#### Problem statement:
Would you please copy each line of the data in which the string "content" occurs?

#### Dataset rows describing interfaces:
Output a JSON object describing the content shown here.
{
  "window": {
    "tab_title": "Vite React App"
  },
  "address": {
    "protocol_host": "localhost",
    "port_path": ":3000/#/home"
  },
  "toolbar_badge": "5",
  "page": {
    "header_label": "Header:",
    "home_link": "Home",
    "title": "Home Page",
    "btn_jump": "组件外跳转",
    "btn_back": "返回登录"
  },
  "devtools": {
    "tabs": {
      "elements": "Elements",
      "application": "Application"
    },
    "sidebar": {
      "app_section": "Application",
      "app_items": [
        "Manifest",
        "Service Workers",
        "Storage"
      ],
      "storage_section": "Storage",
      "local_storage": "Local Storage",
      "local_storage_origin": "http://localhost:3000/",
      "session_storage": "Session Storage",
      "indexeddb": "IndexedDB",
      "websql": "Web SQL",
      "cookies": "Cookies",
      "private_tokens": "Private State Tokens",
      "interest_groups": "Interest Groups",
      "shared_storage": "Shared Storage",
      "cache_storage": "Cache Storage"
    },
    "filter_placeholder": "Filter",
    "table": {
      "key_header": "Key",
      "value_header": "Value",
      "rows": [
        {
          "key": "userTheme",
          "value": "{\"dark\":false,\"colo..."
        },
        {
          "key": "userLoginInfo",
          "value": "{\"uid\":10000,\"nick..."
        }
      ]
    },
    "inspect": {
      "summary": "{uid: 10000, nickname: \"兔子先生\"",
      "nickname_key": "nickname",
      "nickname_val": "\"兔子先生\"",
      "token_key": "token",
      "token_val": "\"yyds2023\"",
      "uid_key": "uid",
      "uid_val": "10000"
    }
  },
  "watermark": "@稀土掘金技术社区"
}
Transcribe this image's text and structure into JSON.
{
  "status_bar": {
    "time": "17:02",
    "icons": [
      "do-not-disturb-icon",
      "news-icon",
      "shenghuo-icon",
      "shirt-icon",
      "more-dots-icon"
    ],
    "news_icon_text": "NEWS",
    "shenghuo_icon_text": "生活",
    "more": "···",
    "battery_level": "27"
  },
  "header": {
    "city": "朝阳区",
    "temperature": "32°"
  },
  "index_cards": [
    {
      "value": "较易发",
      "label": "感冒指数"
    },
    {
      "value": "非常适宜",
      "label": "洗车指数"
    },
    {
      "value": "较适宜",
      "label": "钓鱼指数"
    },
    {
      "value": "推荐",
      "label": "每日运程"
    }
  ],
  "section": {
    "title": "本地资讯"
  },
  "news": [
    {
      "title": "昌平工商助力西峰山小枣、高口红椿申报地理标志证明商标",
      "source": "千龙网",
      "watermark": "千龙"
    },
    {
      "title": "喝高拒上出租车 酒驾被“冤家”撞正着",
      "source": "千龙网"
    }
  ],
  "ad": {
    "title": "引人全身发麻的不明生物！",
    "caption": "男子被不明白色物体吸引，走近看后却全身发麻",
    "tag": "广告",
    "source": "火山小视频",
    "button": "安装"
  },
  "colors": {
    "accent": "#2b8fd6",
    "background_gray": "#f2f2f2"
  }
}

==

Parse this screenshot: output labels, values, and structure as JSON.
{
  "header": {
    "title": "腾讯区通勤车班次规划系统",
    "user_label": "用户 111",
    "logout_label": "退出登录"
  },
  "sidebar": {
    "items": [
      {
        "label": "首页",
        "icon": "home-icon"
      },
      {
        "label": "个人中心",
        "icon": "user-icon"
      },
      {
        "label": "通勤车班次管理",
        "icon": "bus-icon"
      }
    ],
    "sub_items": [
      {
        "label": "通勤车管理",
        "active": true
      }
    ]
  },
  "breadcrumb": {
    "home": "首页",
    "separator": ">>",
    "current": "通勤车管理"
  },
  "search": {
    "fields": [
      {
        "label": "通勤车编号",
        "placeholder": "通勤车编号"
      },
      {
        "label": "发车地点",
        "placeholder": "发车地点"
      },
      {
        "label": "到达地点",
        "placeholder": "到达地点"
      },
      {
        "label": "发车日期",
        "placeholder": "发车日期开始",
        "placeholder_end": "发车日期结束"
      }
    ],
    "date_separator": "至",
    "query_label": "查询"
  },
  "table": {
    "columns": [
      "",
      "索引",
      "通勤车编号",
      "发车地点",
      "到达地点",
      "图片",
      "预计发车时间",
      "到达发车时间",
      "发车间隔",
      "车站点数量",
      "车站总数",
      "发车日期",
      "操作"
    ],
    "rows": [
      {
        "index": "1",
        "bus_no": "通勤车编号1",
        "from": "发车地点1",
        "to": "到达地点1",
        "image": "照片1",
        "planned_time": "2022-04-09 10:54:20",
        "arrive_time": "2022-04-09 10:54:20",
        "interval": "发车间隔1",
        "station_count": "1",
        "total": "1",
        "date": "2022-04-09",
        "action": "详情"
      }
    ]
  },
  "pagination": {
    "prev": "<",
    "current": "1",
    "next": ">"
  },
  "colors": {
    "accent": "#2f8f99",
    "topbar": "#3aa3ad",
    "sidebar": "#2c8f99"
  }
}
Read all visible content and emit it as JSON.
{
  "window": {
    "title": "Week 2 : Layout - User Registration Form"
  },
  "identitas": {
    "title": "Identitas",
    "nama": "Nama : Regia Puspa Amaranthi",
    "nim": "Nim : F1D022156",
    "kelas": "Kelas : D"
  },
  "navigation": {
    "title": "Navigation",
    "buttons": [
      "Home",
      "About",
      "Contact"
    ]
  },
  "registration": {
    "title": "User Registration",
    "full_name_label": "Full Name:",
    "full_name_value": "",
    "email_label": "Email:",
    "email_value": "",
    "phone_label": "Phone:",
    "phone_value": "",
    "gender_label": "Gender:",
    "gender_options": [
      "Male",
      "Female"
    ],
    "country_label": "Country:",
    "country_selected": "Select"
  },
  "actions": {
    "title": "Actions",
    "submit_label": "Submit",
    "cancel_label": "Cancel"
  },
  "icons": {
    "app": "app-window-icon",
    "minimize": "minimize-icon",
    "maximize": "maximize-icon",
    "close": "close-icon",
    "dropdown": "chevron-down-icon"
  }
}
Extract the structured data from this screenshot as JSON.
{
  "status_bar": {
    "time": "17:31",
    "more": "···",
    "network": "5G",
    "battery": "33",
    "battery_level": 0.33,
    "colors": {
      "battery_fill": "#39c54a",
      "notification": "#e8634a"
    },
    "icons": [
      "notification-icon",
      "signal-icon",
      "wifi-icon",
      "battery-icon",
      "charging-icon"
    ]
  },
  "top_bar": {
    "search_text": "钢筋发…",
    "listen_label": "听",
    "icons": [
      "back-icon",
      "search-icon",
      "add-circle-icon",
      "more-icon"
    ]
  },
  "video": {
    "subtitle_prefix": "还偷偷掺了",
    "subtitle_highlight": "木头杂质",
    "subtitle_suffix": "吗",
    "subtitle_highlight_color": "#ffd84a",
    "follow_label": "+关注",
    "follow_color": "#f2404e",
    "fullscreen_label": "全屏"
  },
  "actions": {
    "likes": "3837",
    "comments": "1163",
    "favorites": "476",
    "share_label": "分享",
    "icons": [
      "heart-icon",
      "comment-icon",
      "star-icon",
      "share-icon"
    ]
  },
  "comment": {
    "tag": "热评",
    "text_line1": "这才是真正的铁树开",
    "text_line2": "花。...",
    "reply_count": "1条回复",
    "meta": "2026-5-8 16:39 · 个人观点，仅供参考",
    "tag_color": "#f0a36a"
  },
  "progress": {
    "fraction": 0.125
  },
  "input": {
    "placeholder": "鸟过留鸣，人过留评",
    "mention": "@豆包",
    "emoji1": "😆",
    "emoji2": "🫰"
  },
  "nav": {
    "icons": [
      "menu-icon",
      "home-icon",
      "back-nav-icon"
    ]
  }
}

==

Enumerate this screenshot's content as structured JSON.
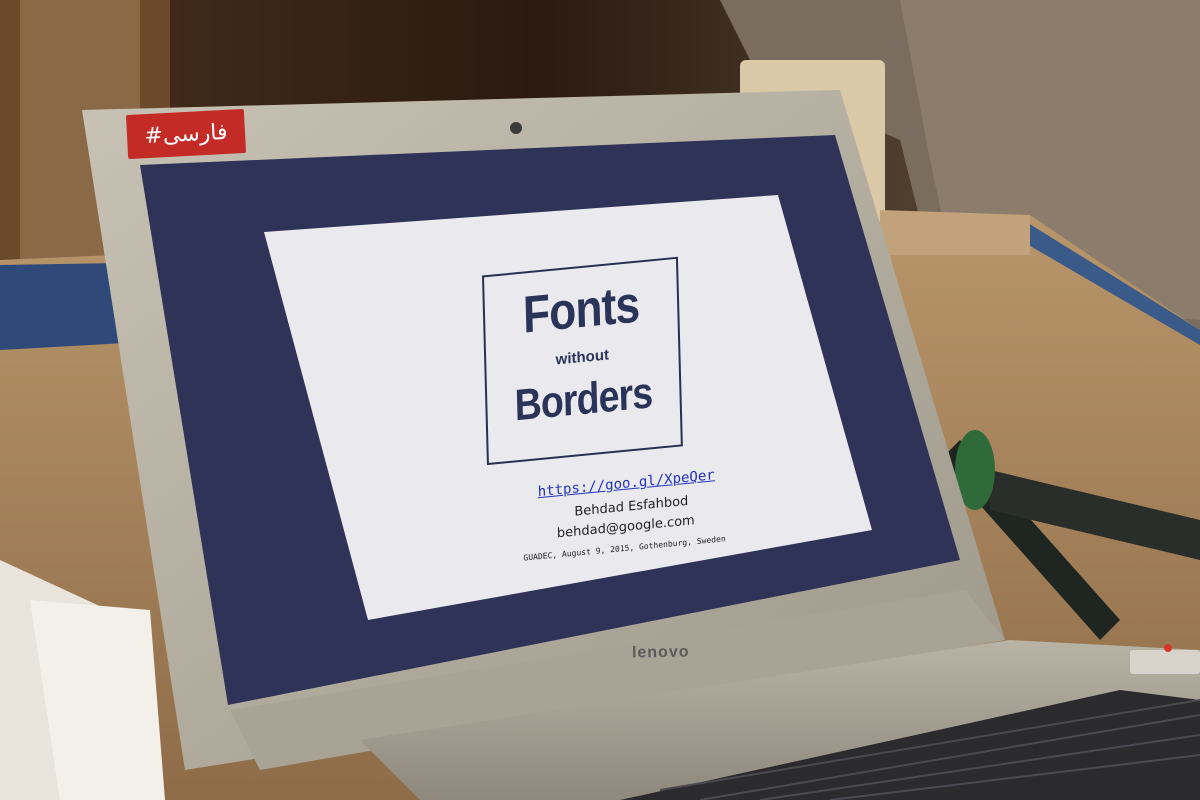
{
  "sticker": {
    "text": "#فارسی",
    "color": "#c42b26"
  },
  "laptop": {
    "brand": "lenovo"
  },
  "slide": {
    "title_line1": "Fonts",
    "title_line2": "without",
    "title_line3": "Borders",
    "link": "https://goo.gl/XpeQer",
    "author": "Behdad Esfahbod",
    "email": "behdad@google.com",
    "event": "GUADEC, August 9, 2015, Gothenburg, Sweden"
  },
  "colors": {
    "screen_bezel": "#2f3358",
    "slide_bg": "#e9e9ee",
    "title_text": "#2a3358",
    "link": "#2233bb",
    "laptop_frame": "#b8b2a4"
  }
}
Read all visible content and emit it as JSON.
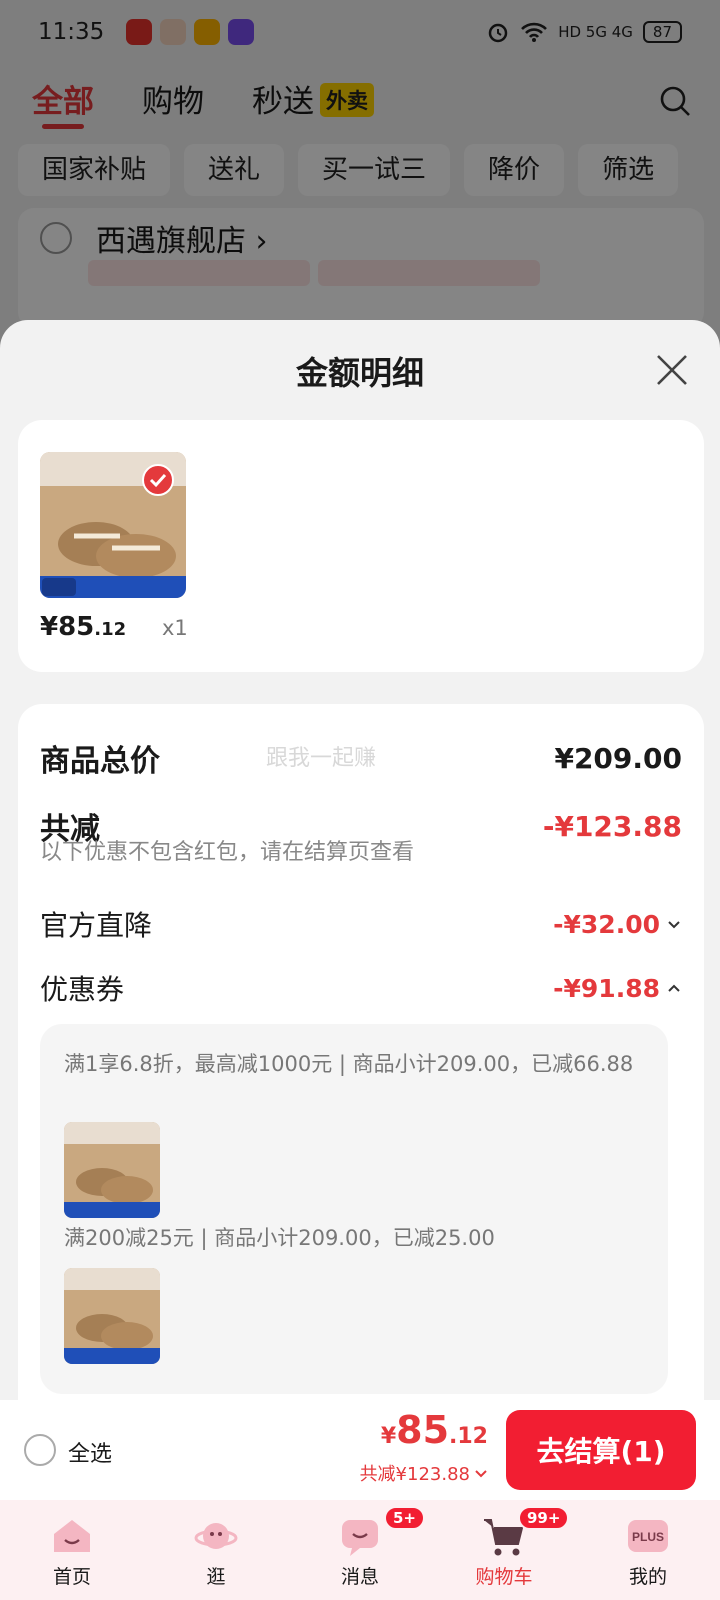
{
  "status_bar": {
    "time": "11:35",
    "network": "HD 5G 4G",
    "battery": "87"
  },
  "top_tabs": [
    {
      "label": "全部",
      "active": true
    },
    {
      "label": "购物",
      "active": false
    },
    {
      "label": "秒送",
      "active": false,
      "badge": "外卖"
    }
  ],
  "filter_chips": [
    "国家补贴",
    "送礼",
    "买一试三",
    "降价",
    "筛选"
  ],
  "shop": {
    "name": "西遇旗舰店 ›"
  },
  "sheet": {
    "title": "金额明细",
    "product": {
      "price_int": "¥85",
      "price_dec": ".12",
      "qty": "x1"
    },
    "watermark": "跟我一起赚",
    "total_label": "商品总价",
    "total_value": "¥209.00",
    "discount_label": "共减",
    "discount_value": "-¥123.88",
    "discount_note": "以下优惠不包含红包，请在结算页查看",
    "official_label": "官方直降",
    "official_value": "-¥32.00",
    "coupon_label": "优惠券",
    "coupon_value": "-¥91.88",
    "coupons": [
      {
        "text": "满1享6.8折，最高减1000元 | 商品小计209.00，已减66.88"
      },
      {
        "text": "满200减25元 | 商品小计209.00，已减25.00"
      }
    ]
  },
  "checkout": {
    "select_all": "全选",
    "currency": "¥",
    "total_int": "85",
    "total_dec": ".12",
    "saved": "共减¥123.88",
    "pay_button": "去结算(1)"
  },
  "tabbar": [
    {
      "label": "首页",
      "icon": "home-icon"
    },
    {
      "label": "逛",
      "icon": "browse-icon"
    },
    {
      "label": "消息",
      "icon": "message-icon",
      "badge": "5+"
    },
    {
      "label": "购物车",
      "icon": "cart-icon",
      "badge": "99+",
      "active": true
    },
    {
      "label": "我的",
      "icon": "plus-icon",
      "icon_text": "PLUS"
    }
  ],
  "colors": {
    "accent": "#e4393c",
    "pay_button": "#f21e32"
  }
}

#### Solution:
Output a JSON object describing the content shown here.
Read all visible content and emit it as JSON.
Enumerate this screenshot's content as structured JSON.
Read all visible content and emit it as JSON.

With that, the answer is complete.